* _DESCRIPTION OF THE TASK_
Work out how many lines of the entries have the word "return" in them. Respond with that number only.
DATA SECTION below:
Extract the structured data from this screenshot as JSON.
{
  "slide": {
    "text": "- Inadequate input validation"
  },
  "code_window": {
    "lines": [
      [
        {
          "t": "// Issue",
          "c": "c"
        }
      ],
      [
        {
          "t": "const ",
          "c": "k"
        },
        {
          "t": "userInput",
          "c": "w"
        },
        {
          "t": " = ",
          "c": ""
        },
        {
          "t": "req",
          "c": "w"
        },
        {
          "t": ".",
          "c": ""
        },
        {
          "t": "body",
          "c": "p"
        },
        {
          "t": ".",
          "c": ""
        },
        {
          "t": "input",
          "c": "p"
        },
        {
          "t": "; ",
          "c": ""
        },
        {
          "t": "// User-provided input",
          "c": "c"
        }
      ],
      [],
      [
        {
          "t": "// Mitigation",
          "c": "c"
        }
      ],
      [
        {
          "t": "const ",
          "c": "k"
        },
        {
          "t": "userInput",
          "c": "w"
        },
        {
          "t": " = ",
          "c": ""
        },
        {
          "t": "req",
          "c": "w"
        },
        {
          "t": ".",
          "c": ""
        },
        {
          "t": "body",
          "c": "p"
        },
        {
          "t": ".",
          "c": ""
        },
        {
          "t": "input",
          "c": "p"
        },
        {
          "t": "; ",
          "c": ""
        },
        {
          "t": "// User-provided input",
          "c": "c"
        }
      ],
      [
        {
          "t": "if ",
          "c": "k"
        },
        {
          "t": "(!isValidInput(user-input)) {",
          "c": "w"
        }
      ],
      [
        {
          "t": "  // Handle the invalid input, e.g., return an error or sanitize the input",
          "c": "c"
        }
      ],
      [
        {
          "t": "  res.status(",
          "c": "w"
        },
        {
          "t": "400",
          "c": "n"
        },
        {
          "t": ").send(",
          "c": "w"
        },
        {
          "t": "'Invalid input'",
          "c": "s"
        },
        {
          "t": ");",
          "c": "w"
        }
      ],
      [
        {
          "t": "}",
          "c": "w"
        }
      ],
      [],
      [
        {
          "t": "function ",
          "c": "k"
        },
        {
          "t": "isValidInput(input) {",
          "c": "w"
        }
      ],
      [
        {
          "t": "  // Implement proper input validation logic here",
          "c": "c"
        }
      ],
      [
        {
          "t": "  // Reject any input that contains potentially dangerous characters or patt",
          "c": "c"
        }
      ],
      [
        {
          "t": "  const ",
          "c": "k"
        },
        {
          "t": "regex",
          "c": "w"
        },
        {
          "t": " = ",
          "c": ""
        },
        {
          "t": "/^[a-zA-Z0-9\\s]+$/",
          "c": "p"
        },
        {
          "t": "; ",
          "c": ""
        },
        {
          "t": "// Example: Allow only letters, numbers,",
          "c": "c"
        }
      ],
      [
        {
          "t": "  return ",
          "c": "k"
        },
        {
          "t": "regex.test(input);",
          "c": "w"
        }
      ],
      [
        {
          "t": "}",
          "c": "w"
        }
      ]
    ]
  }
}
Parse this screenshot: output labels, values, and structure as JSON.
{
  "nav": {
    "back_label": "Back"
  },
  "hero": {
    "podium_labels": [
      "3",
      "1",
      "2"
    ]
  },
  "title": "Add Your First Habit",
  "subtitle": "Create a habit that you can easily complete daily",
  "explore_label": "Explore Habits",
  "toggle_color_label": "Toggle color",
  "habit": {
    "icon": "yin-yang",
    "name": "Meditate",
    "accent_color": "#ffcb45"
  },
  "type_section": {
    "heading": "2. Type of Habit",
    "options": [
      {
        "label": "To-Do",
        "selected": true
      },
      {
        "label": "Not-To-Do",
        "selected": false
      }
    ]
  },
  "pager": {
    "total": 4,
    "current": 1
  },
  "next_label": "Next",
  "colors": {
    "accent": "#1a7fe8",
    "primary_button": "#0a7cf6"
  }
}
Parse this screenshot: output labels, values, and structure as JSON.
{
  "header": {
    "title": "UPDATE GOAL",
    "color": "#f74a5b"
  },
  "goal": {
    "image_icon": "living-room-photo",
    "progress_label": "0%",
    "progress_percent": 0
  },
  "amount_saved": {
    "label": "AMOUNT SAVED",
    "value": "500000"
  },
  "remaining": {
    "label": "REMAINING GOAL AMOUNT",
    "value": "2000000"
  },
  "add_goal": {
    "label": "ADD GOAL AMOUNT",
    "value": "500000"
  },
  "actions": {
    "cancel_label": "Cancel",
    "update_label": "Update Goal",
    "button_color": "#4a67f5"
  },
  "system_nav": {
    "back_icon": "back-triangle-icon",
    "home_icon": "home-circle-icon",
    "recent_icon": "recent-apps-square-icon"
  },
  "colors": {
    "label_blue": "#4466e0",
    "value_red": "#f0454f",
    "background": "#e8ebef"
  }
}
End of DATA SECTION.
* _EXERCISE ANSWER_
2